What’s the difference between energy and power?

Video: Power and energy

Learn about the difference between power and energy, two ways to measure electricity.

View your consumption profile

Various ways of measuring power

Video: Real power

Learn about real power and
the underlying concepts.

Video: Apparent power

Learn about apparent power and
the underlying concepts.

Video: Minimum demand

Learn about minimum demand and
the underlying concepts.

Video : Billing demand

Learn about billing demand and
the underlying concepts.

Why is there a demand charge?

Power demand is one of the main components of electricity rates, because rates reflect the costs actually incurred by Hydro-Québec to deliver electricity.

As the example below shows, basing billing solely on kilowatthours (energy) used wouldn’t be fair: it wouldn’t take into account the cost of supplying electricity to meet power demands that can vary in size and duration from customer to customer.

Customer 1 – Power demand of 24 kW for 1 hour
Customer 2 – Power demand of 1 kW for 24 hours

In this example, Hydro-Québec has to have equipment with a capacity 24 times greater for Customer 1 than for Customer 2. Not only is the equipment more expensive, it will be used only 1 hour out of 24.

Do you pay for power demand?

That depends on your service contract rate, which takes into account your power needs.

Checking the rate on your electricity bill

The rate you pay under your service contract is indicated on your bill.

Example – Rate D

Sample Rate D bill.

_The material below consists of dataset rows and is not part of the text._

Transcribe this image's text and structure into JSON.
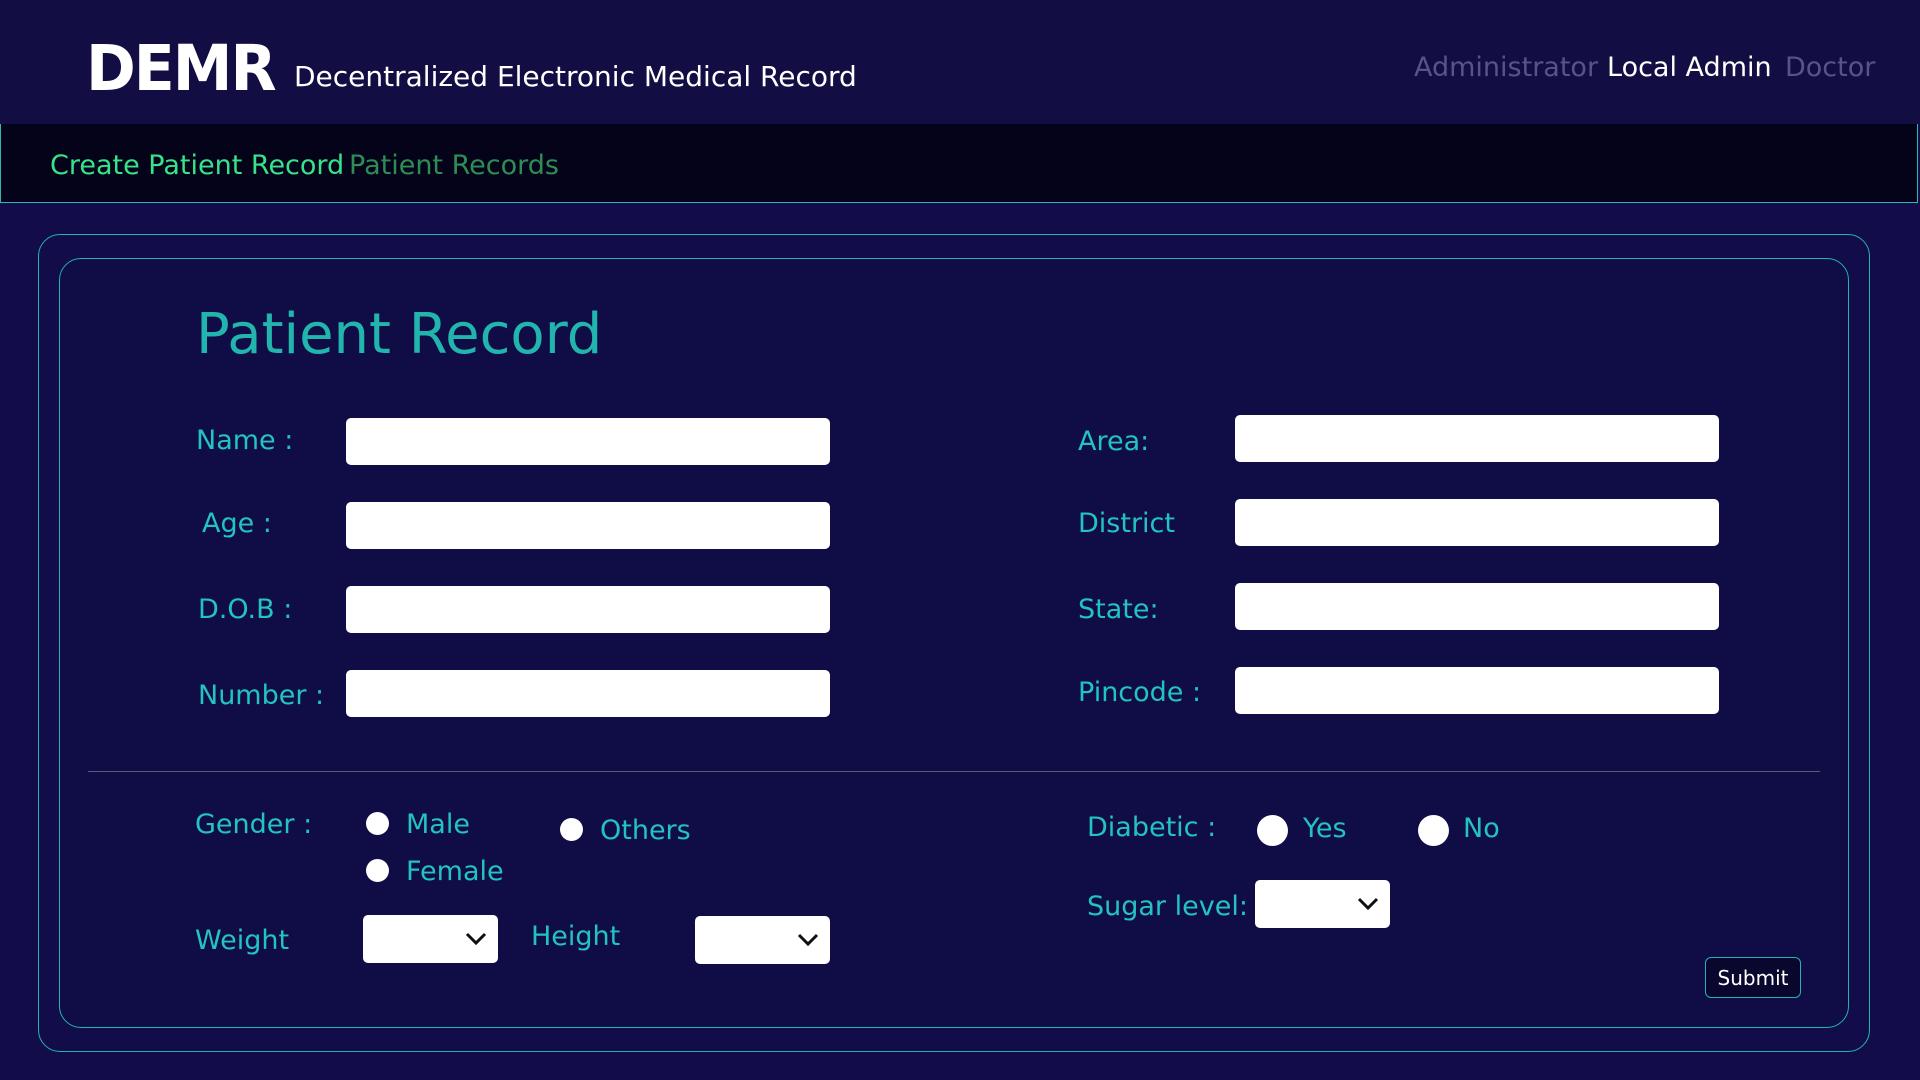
{
  "header": {
    "logo": "DEMR",
    "subtitle": "Decentralized Electronic Medical Record",
    "roles": [
      "Administrator",
      "Local Admin",
      "Doctor"
    ]
  },
  "subnav": {
    "items": [
      "Create Patient Record",
      "Patient Records"
    ]
  },
  "form": {
    "title": "Patient Record",
    "left_labels": [
      "Name :",
      "Age :",
      "D.O.B :",
      "Number :"
    ],
    "right_labels": [
      "Area:",
      "District",
      "State:",
      "Pincode :"
    ],
    "gender": {
      "label": "Gender :",
      "options": [
        "Male",
        "Others",
        "Female"
      ]
    },
    "diabetic": {
      "label": "Diabetic :",
      "options": [
        "Yes",
        "No"
      ]
    },
    "weight_label": "Weight",
    "height_label": "Height",
    "sugar_label": "Sugar level:",
    "submit_label": "Submit"
  },
  "colors": {
    "accent": "#22c3c0",
    "active_nav": "#37e38a",
    "inactive_nav": "#2e8c55",
    "background": "#120d4a"
  }
}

The applicable rate is indicated under the line Billing date.

Example – Rate G

Sample Rate G bill. The applicable rate is indicated under the line At General Rate G for Small Power.

How the rate applies to power demand

Rate D

If you pay Rate D, you don’t use a lot of electricity and your rate doesn’t include a demand charge. For simplicity’s sake, Rate D, which generally applies to residential and farm customers with a power demand of less than 50 kW, is based solely on energy consumption, expressed in kilowatthours.

Details of Rate D

Rate DP

If you pay Rate DP, it includes a charge for power demand greater than 50 kW.

Details of Rate DP

Rate DM or DT

If you pay Rate DM or DT, it includes a charge for power demand above a certain threshold, which is the higher of these two values:

  • 50 kW
  • 4 kW times the multiplier

Details of Rate DM or DT

Rate G

If you pay Rate G, it includes a charge for power demand greater than 50 kW.

Details of Rate G

Rate M, L or LG

If you pay Rate M, L or LG, it includes a charge for power demand, for every single kilowatt of power that you use.

Details of Rates M, L and LG

How billing demand is determined

Various ways to measure power

To determine billing demand, Hydro-Québec measures your power three ways using your facility’s electricity meter:

How to read a Rate G bill with billing demand

There is a demand charge only if your power demand exceeds 50 kW at any time during the consumption period. Here’s an example of a bill, along with explanations.

  1. Consumption data recorded by the meter for the consumption period.
  2. Minimum billing demand, which is 65% of the highest power demand during a period falling entirely within the winter period.
  3. Highest apparent power demand during the consumption period.
  4. 90% of the highest apparent power demand (90% × 76.4 = 68.8).
  5. Highest real power demand during the billed consumption period.
  6. Billing demand, which is the value at item 2 (50.3 kW), 4 (68.8 kW) or 5 (76.3 kW), whichever is highest.
  7. The cost of power, based on billing demand (item 6) greater than 50 kW (76.3 - 50.0 = 26.3).

See also

Real power

Amount of electricity consumed in a useful manner to operate equipment, such as a motor or a heating or lighting system. Real power is expressed in (kW).

Apparent power

Amount of electricity that Hydro-Québec supplies to a customer, expressed in kilovoltamperes (kVA). When it is used, apparent power breaks down into real power (kW), which runs devices, and reactive power (kVAR), which creates magnetic fields and which is not useful power for the customer.

Minimum demand

Minimum demand is 65% or 75% of your highest power demand during a period falling entirely within the winter period.